Prof Elbe has research interests in global health, the international politics of disease, health security, bio-Security, pandemics, and the international politics of HIV/AIDS. He is also the PI on an ERC grant on 'Pharmaceuticals and Security’.

Bella Starling

Dr Bella Starling

Wellcome Trust Engagement Fellow 

Bella Starling is a Wellcome Trust Engagement Fellow, on secondment from her role as Director of Public Programmes at Central Manchester University Hospitals NHS Foundation Trust and the University of Manchester. Her career has spanned neuroscience, genetics and stem cell research, science writing, biomedical ethics, public engagement, patient involvement and science policy, both as a practitioner and strategic adviser. She is passionate about inclusion in, and democratisation of, research; her Fellowship will explore how public engagement with research can act as a catalyst for social change. 

Previous roles have included: postdoctoral research on neural stem cells at King's College London, adviser at the Parliamentary Office of Science and Technology, various roles at the Wellcome Trust on their biomedical ethics and public engagement funding programmes. She is a member of the MHRA's Patient and Public Engagement Expert Advisory Group, and served on the Human Genetics Commission.

Collaborating Staff 

Dr Hayley MacGregor 
Research Fellow, Institute of Development Studies

Hayley’s work focuses on water and sanitation, forced displacement and resistance, scarcity, rights and access, resource grabbing and the politics of environment, development and sustainability.

Prof Michael Parker 
Director of the Ethox Centre and Wellcome Centre for Ethics, Innovation, Globalisation and Medicine

Michael’s main research interest is in the ethics of collaborative global health research.

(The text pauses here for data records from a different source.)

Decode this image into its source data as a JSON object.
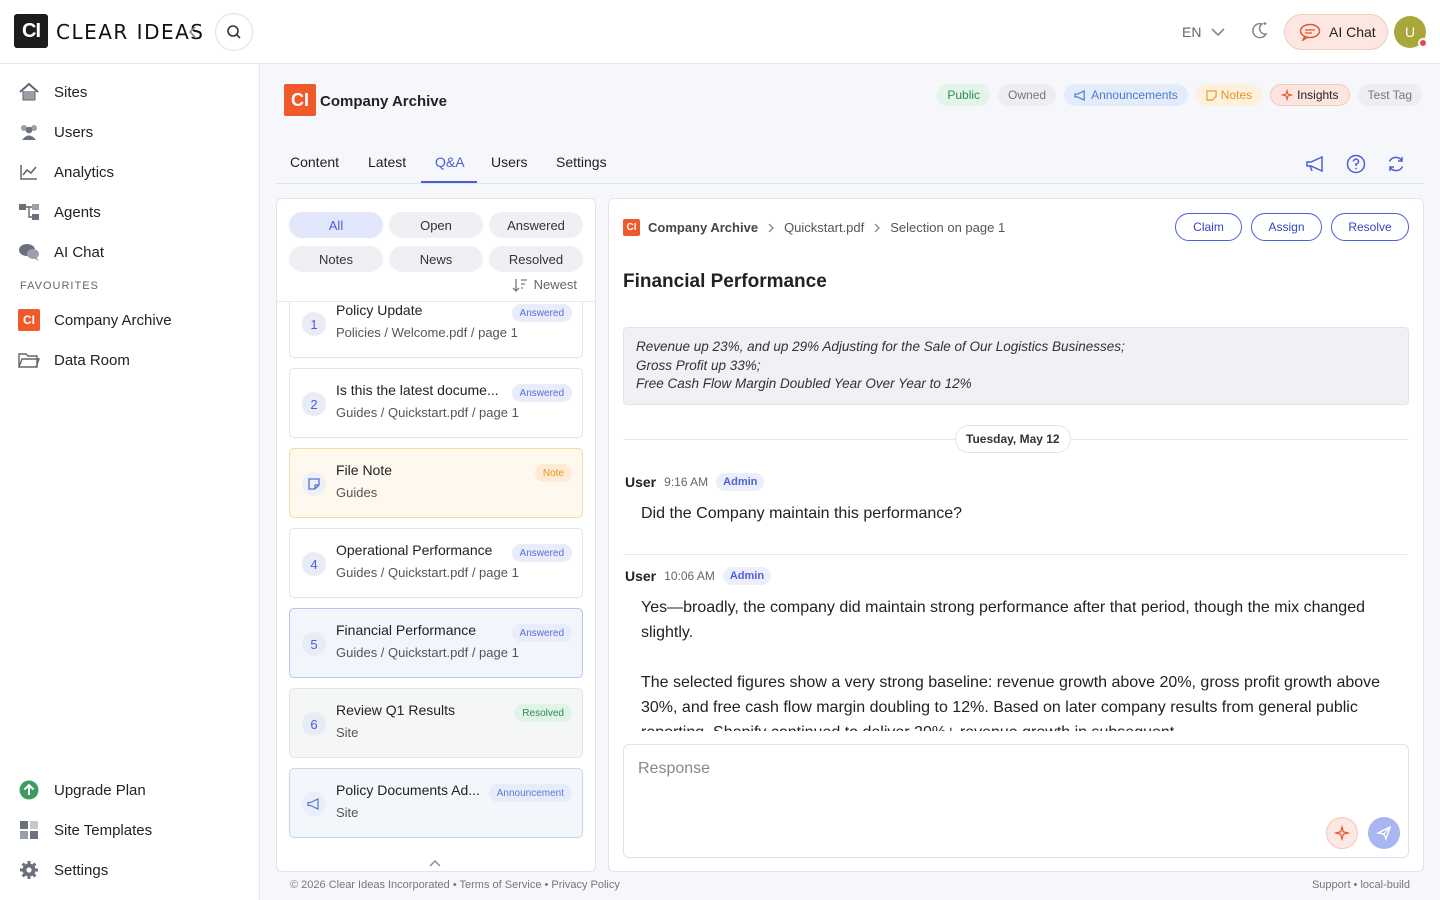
{
  "brand": {
    "mark": "CI",
    "name": "CLEAR IDEAS"
  },
  "header": {
    "language": "EN",
    "ai_chat_label": "AI Chat",
    "avatar_initial": "U"
  },
  "sidebar": {
    "items": [
      {
        "label": "Sites",
        "icon": "home-icon"
      },
      {
        "label": "Users",
        "icon": "users-icon"
      },
      {
        "label": "Analytics",
        "icon": "analytics-icon"
      },
      {
        "label": "Agents",
        "icon": "agents-icon"
      },
      {
        "label": "AI Chat",
        "icon": "chat-icon"
      }
    ],
    "favourites_heading": "FAVOURITES",
    "favourites": [
      {
        "label": "Company Archive",
        "icon": "company-logo-icon",
        "mark": "CI"
      },
      {
        "label": "Data Room",
        "icon": "folder-icon"
      }
    ],
    "bottom_items": [
      {
        "label": "Upgrade Plan",
        "icon": "upgrade-icon"
      },
      {
        "label": "Site Templates",
        "icon": "templates-icon"
      },
      {
        "label": "Settings",
        "icon": "gear-icon"
      }
    ]
  },
  "site": {
    "mark": "CI",
    "title": "Company Archive",
    "tags": [
      {
        "label": "Public",
        "bg": "#e3f4e8",
        "color": "#2e8a52"
      },
      {
        "label": "Owned",
        "bg": "#eceef2",
        "color": "#777777"
      },
      {
        "label": "Announcements",
        "bg": "#e4ecfb",
        "color": "#4a7bd0",
        "icon": "megaphone-icon"
      },
      {
        "label": "Notes",
        "bg": "#fdf0dc",
        "color": "#e6951c",
        "icon": "note-icon"
      },
      {
        "label": "Insights",
        "bg": "#fde5df",
        "color": "#222222",
        "icon": "sparkle-icon"
      },
      {
        "label": "Test Tag",
        "bg": "#eceef2",
        "color": "#777777"
      }
    ]
  },
  "tabs": [
    {
      "label": "Content",
      "active": false
    },
    {
      "label": "Latest",
      "active": false
    },
    {
      "label": "Q&A",
      "active": true
    },
    {
      "label": "Users",
      "active": false
    },
    {
      "label": "Settings",
      "active": false
    }
  ],
  "filters": {
    "row1": [
      "All",
      "Open",
      "Answered"
    ],
    "row2": [
      "Notes",
      "News",
      "Resolved"
    ],
    "active": "All",
    "sort_label": "Newest"
  },
  "questions": [
    {
      "num": "1",
      "title": "Policy Update",
      "sub": "Policies / Welcome.pdf / page 1",
      "badge": "Answered",
      "kind": "answered"
    },
    {
      "num": "2",
      "title": "Is this the latest docume...",
      "sub": "Guides / Quickstart.pdf / page 1",
      "badge": "Answered",
      "kind": "answered"
    },
    {
      "num": "",
      "title": "File Note",
      "sub": "Guides",
      "badge": "Note",
      "kind": "note"
    },
    {
      "num": "4",
      "title": "Operational Performance",
      "sub": "Guides / Quickstart.pdf / page 1",
      "badge": "Answered",
      "kind": "answered"
    },
    {
      "num": "5",
      "title": "Financial Performance",
      "sub": "Guides / Quickstart.pdf / page 1",
      "badge": "Answered",
      "kind": "selected"
    },
    {
      "num": "6",
      "title": "Review Q1 Results",
      "sub": "Site",
      "badge": "Resolved",
      "kind": "resolved"
    },
    {
      "num": "",
      "title": "Policy Documents Ad...",
      "sub": "Site",
      "badge": "Announcement",
      "kind": "announce"
    }
  ],
  "detail": {
    "breadcrumb": {
      "mark": "CI",
      "site": "Company Archive",
      "file": "Quickstart.pdf",
      "selection": "Selection on page 1"
    },
    "actions": [
      "Claim",
      "Assign",
      "Resolve"
    ],
    "title": "Financial Performance",
    "quote_lines": [
      "Revenue up 23%, and up 29% Adjusting for the Sale of Our Logistics Businesses;",
      "Gross Profit up 33%;",
      "Free Cash Flow Margin Doubled Year Over Year to 12%"
    ],
    "date": "Tuesday, May 12",
    "messages": [
      {
        "user": "User",
        "time": "9:16 AM",
        "role": "Admin",
        "body": "Did the Company maintain this performance?"
      },
      {
        "user": "User",
        "time": "10:06 AM",
        "role": "Admin",
        "paragraphs": [
          "Yes—broadly, the company did maintain strong performance after that period, though the mix changed slightly.",
          "The selected figures show a very strong baseline: revenue growth above 20%, gross profit growth above 30%, and free cash flow margin doubling to 12%. Based on later company results from general public reporting, Shopify continued to deliver 20%+ revenue growth in subsequent"
        ]
      }
    ],
    "response_placeholder": "Response"
  },
  "footer": {
    "left": "© 2026 Clear Ideas Incorporated • Terms of Service • Privacy Policy",
    "right": "Support • local-build"
  }
}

Prof Eleftheria Zeggini
Group Leader, Wellcome Trust Sanger Institute

Eleftheria's scientific interests focus on the genetics and genomics of complex traits, primarily cardiometabolic and musculoskeletal phenotypes, and on addressing relevant statistical genetics issues.

Dr Charles Rotimi
Chief and Senior Investigator, National Human Genome Research Institute

Charles’ main research areas focus on understanding the etiology of complex diseases and health disparities. His team takes advantage of vast interethnic differences in the distribution of genetic and environmental risk factors, with particular emphasis on populations of African ancestry living in Africa, the US, and the Caribbean.

Dr Adebowale Adeyemo
Deputy Director, Center for Research on Genomics and Global Health

Adebowale’s current research portfolio includes genetic epidemiology studies of common complex diseases (including type 2 diabetes, hypertension, and obesity) and neglected tropical diseases (podoconiosis) using a wide variety of approaches, including genome-wide association studies, targeted sequencing, exome arrays, and whole exome sequencing.

Dr Colleen McBride
Chair in Behavioural Sciences and Health Education, Rollins School of Public Health

Colleen’s research focuses on innovative public health interventions to promote risk-reducing behaviours, specifically using genetic information to motivate healthy behaviours.